Here in the UK we are experiencing a January type fitness splurge because of our unexpected success at the Olympics.  At a time when most retailers are reporting a downturn in trade, sales of sports equipment has doubled. Bike sales have gone up by 130 percent and swimsuits and goggles by 135 percent.

Unfortunately we Brits are keener on the equipment than the hard work that should go with it.  See my article written some time back about this phenomenon –  “Spare A Thought For Redundant Exercise Machines“.

But will this Olympic glory have a new and lasting effect on the nations attitude to fitness?  Previous examples are not encouraging…

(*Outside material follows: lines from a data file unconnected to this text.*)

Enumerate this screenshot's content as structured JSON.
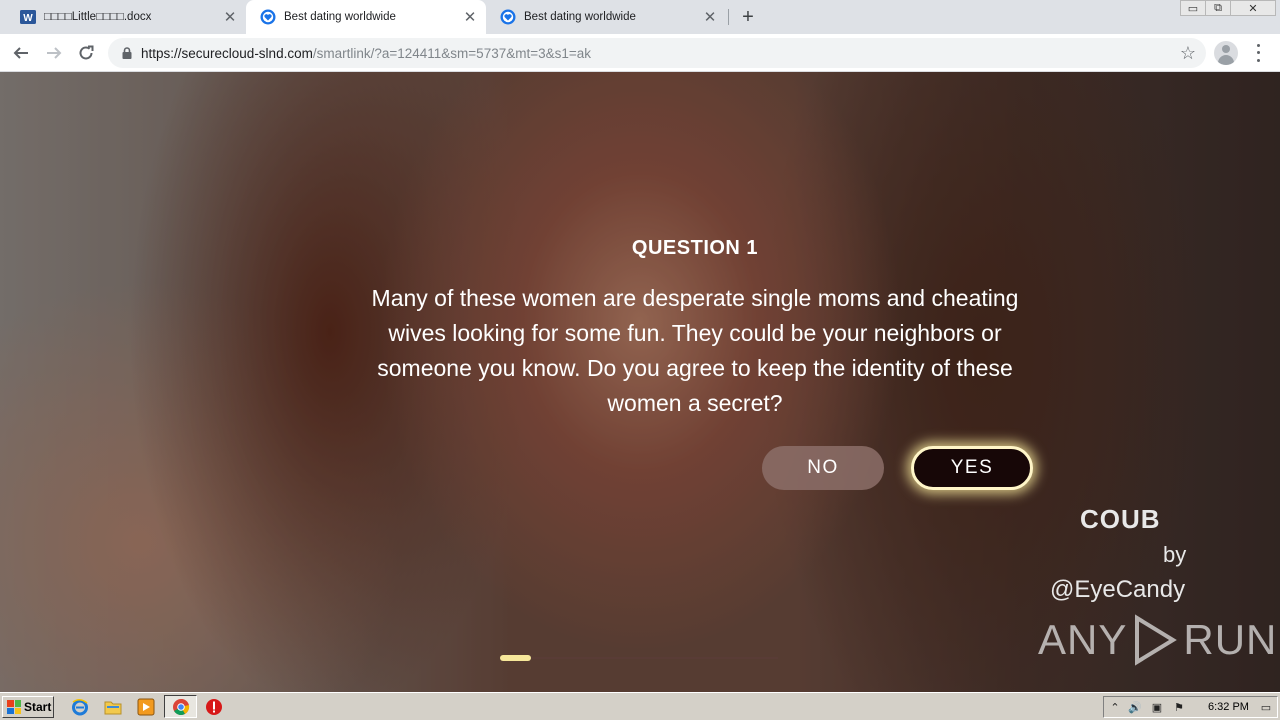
{
  "browser": {
    "tabs": [
      {
        "title": "□□□□Little□□□□.docx",
        "icon": "word-icon",
        "active": false
      },
      {
        "title": "Best dating worldwide",
        "icon": "shield-heart-icon",
        "active": true
      },
      {
        "title": "Best dating worldwide",
        "icon": "shield-heart-icon",
        "active": false
      }
    ],
    "new_tab_label": "+",
    "window_controls": {
      "minimize": "▭",
      "restore": "⧉",
      "close": "✕"
    },
    "url_host": "https://securecloud-slnd.com",
    "url_path": "/smartlink/?a=124411&sm=5737&mt=3&s1=ak"
  },
  "quiz": {
    "title": "QUESTION 1",
    "question": "Many of these women are desperate single moms and cheating wives looking for some fun. They could be your neighbors or someone you know. Do you agree to keep the identity of these women a secret?",
    "no_label": "NO",
    "yes_label": "YES",
    "progress": 0.11
  },
  "watermark": {
    "coub": "COUB",
    "by": "by",
    "handle": "@EyeCandy",
    "anyrun_left": "ANY",
    "anyrun_right": "RUN"
  },
  "taskbar": {
    "start_label": "Start",
    "clock": "6:32 PM",
    "quick_launch": [
      "ie-icon",
      "folder-icon",
      "media-player-icon",
      "chrome-icon",
      "stop-icon"
    ]
  },
  "colors": {
    "yes_bg": "#170707",
    "yes_glow": "#fff6c8",
    "no_bg": "#8c6e69",
    "progress": "#f6e79a"
  }
}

Am I alone in having the perception that Australia is full of superfit potential athletes?  Here is something I read this weekend that really surprised me.  Australia has soared to the top of the obesity charts with 60 per cent of the population now overweight.  This is after the Australian 2000 Olympics where they excelled with 58 medals, only eight years ago.

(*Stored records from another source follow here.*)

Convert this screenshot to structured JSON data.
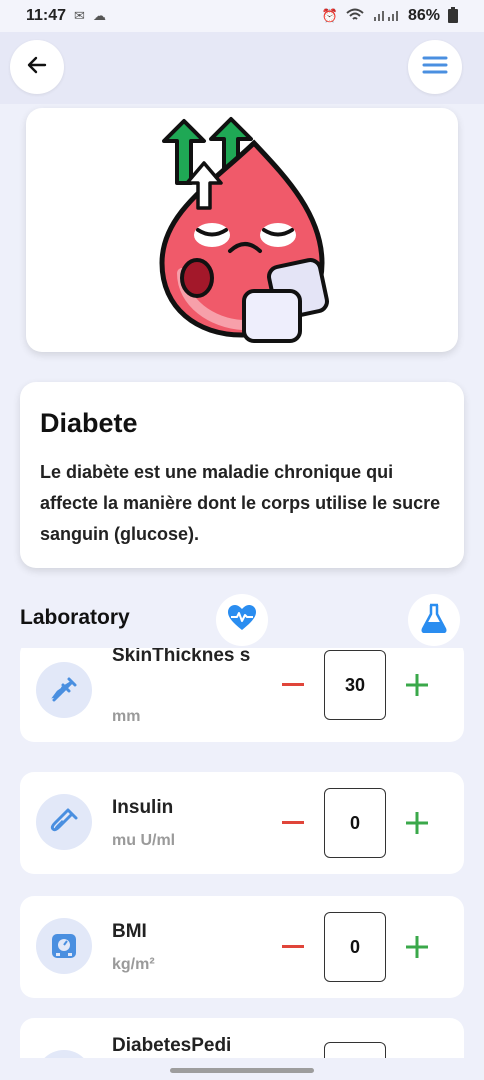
{
  "status_bar": {
    "time": "11:47",
    "battery": "86%"
  },
  "header": {
    "back_icon": "arrow-left-icon",
    "menu_icon": "hamburger-menu-icon"
  },
  "disease": {
    "title": "Diabete",
    "description": "Le diabète est une maladie chronique qui affecte la manière dont le corps utilise le sucre sanguin (glucose)."
  },
  "section": {
    "title": "Laboratory",
    "tabs": [
      {
        "icon": "heart-pulse-icon",
        "color": "#2a8df0"
      },
      {
        "icon": "flask-icon",
        "color": "#2a8df0"
      }
    ]
  },
  "colors": {
    "minus": "#e0453a",
    "plus": "#3aa84a",
    "icon": "#4a8fe0",
    "blood": "#f05a6a",
    "arrow": "#1fa855"
  },
  "lab_items": [
    {
      "name": "SkinThicknes s",
      "unit": "mm",
      "value": "30",
      "icon": "syringe-icon"
    },
    {
      "name": "Insulin",
      "unit": "mu U/ml",
      "value": "0",
      "icon": "test-tube-icon"
    },
    {
      "name": "BMI",
      "unit": "kg/m²",
      "value": "0",
      "icon": "scale-icon"
    },
    {
      "name": "DiabetesPedi",
      "unit": "",
      "value": "",
      "icon": "dna-icon"
    }
  ]
}
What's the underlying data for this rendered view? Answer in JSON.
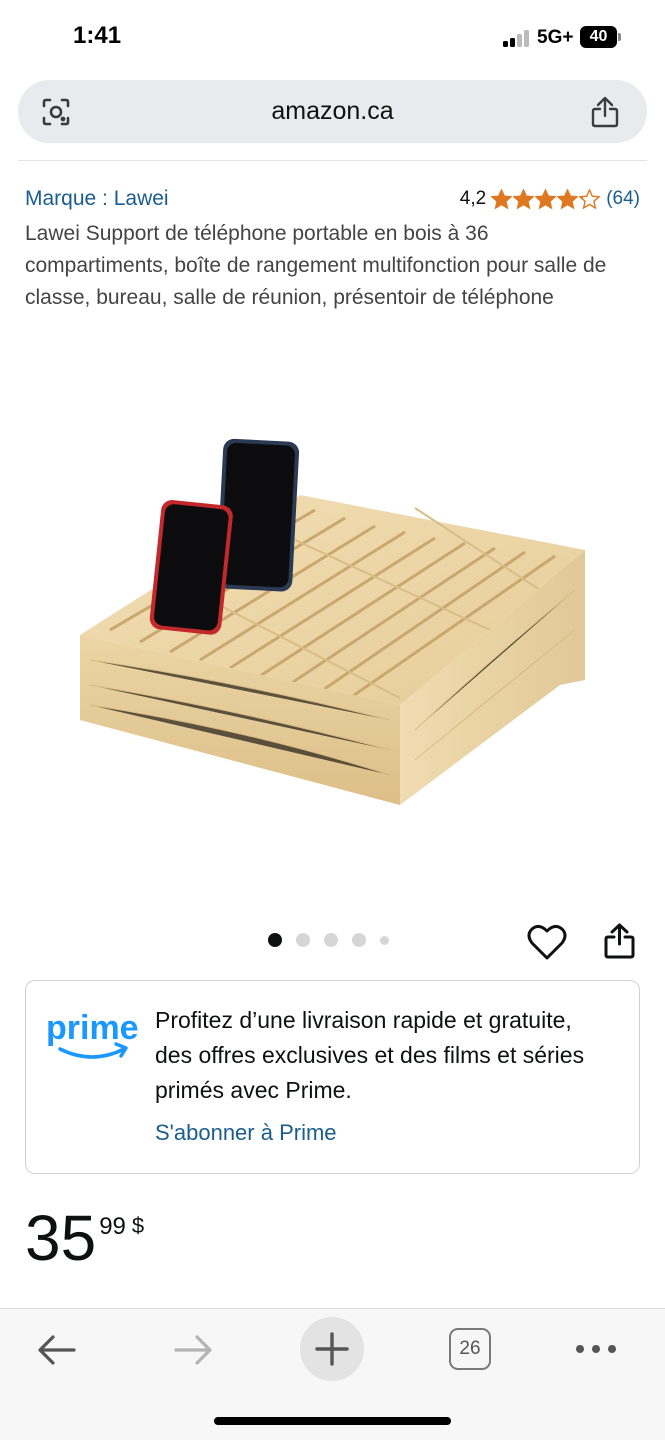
{
  "status_bar": {
    "time": "1:41",
    "network": "5G+",
    "battery": "40"
  },
  "browser": {
    "url": "amazon.ca",
    "open_tabs": "26"
  },
  "product": {
    "brand": "Marque : Lawei",
    "rating": "4,2",
    "rating_stars": 4.2,
    "rating_count": "(64)",
    "title": "Lawei Support de téléphone portable en bois à 36 compartiments, boîte de rangement multifonction pour salle de classe, bureau, salle de réunion, présentoir de téléphone",
    "image_count": 5,
    "active_image": 1
  },
  "prime": {
    "logo_text": "prime",
    "message": "Profitez d’une livraison rapide et gratuite, des offres exclusives et des films et séries primés avec Prime.",
    "cta": "S'abonner à Prime"
  },
  "price": {
    "whole": "35",
    "fraction": "99",
    "currency": "$"
  },
  "colors": {
    "link": "#1a5d8f",
    "star": "#de7921",
    "prime_blue": "#1a98ff"
  },
  "icons": [
    "camera-search-icon",
    "share-icon",
    "heart-icon",
    "back-arrow-icon",
    "forward-arrow-icon",
    "plus-icon",
    "more-icon"
  ]
}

Little research has been carried out into what motivates people to exercise.  It seems that for adults the main factors are encouragement, facilities and support close to home.  The turn-offs are anxiety about physique and unrealistic expectations.

Role models appear to influence children more but have most impact if they present an attainable target. A glamarous school swimming captain may change behaviour more than an Olympic swimming hero.  One really important role model though for kids is their parents who can be very influential if they exercise.

Once the triumphant glow of Beijing has worn off what is really going to have an impact is sustained effort to make sporting activity easy and the norm – not something for superheroes.  Close to home and realistic targets is the way forward.  

Our government appears to be investing in community sport in the run up to the 2012 Olympics here in London which is one part of the equation.  But the people who really influence our exercise patterns are the role models immediately around us.  Producing enough of those (including active parents) appears to be the real challenge.